"It's a mixed bag these days," Emma laughs. "I'm open to change."
Although she's not coeliac, it was during her pregnancy with her daughter that she discovered an intolerance to gluten. Until then, she'd eaten everything, including dairy — and her frequent go-to chef snack of a large slab of bread, butter and cheese.
"I probably overdid it," she says. "Then when I was pregnant my tummy was killing me all the time. I couldn't figure it out. Neither could my doctor."
When Ada was born and Emma started breast-feeding, the baby cried day and night; it wasn't until Emma eliminated gluten that Ada's distress eased, as did Emma's chronic headaches. It was a relief to have found the culprit — but bittersweet.
"At the time it felt like my world had ended. It was way before you could go out and buy gluten-free bread. For a while I lived off quinoa and roasted veges. I was feeling overwhelmed at the idea of trying to figure out gluten-free baking in particular."
Despite the transition to gluten-free, healthy eating was always a priority. Although it's taken most of us a few years to cotton on to the benefits of sustainable eating, consuming less meat and more plant-based, organic food, for Emma, it's always been that way. She's come full circle, having grown up in Raglan with parents who raised her and her siblings vegetarian — and it was such an accepted part of life, she didn't question it.
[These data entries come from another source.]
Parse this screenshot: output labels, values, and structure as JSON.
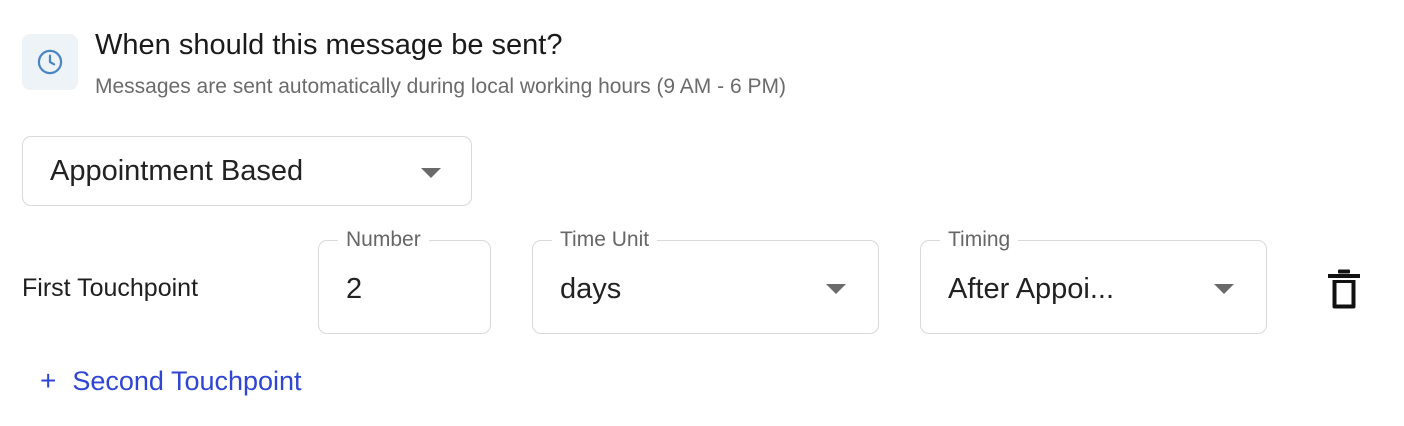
{
  "header": {
    "icon": "clock-icon",
    "title": "When should this message be sent?",
    "subtitle": "Messages are sent automatically during local working hours (9 AM - 6 PM)"
  },
  "mode": {
    "selected": "Appointment Based"
  },
  "touchpoint": {
    "label": "First Touchpoint",
    "number": {
      "label": "Number",
      "value": "2"
    },
    "time_unit": {
      "label": "Time Unit",
      "value": "days"
    },
    "timing": {
      "label": "Timing",
      "value": "After Appoi..."
    },
    "delete_icon": "trash-icon"
  },
  "add": {
    "icon": "plus-icon",
    "label": "Second Touchpoint"
  },
  "colors": {
    "accent": "#2f45d4",
    "clock": "#4a86c5",
    "badge_bg": "#eef3f8",
    "border": "#d9d9d9"
  }
}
"I've never really had the conversation with them about it, but they followed a spiritual practice from India, where vegetarianism has been practised for millennia. Dad used to do vege boxes for the community long before that was a thing, so I grew up in the garden. Although I don't think I was very helpful. I remember putting a fork right through my gumboot when I was young."
Later, when she and her husband moved home to Raglan after living in Perth for five years, she was overcome by an urge to nest, planting pots and growing lettuces on the patio.
"If you'd told me then I'd one day have a green thumb, I wouldn't have believed it," she says. "Now [the garden] is my total happy place. I guess as I get older, it's where I go to find a little peace and quiet."
From her kitchen, she looks out over freshly dug garden beds that will soon be home to kale, silverbeet and broccoli; elsewhere she can gaze at her mature pear and chestnut trees for inspiration, or use the chillies that are growing in abundance. Also on the agenda are plans to renovate the kitchen, so she can host cooking classes. Whatever the year ahead brings, two things are certain: there'll be food — and lots of chat.
"I love talking," she says. "I'm a pretty honest person, sometimes to my detriment. I enjoy it — I'm a born communicator and something I really do like is sharing and teaching. When I was a chef, that was one of the parts I liked the most. We'd have new kitchen hands starting and I'd show them how to make muffins or cookies."
If there's one thing she's like to impart to those who are hesitant in the kitchen or parents who want to cook healthier meals for their families but don't know where to start, it's to take the pressure off. "Get your kids to help you make muffins, make some pasta. When children make their food they're much more likely to try it. Get them to flick through a recipe book and pick out something they'd like to try. Just keep offering, keep trying. And don't be so hard on yourself."
Every Day by Emma Galloway, published by HarperCollins, is out now.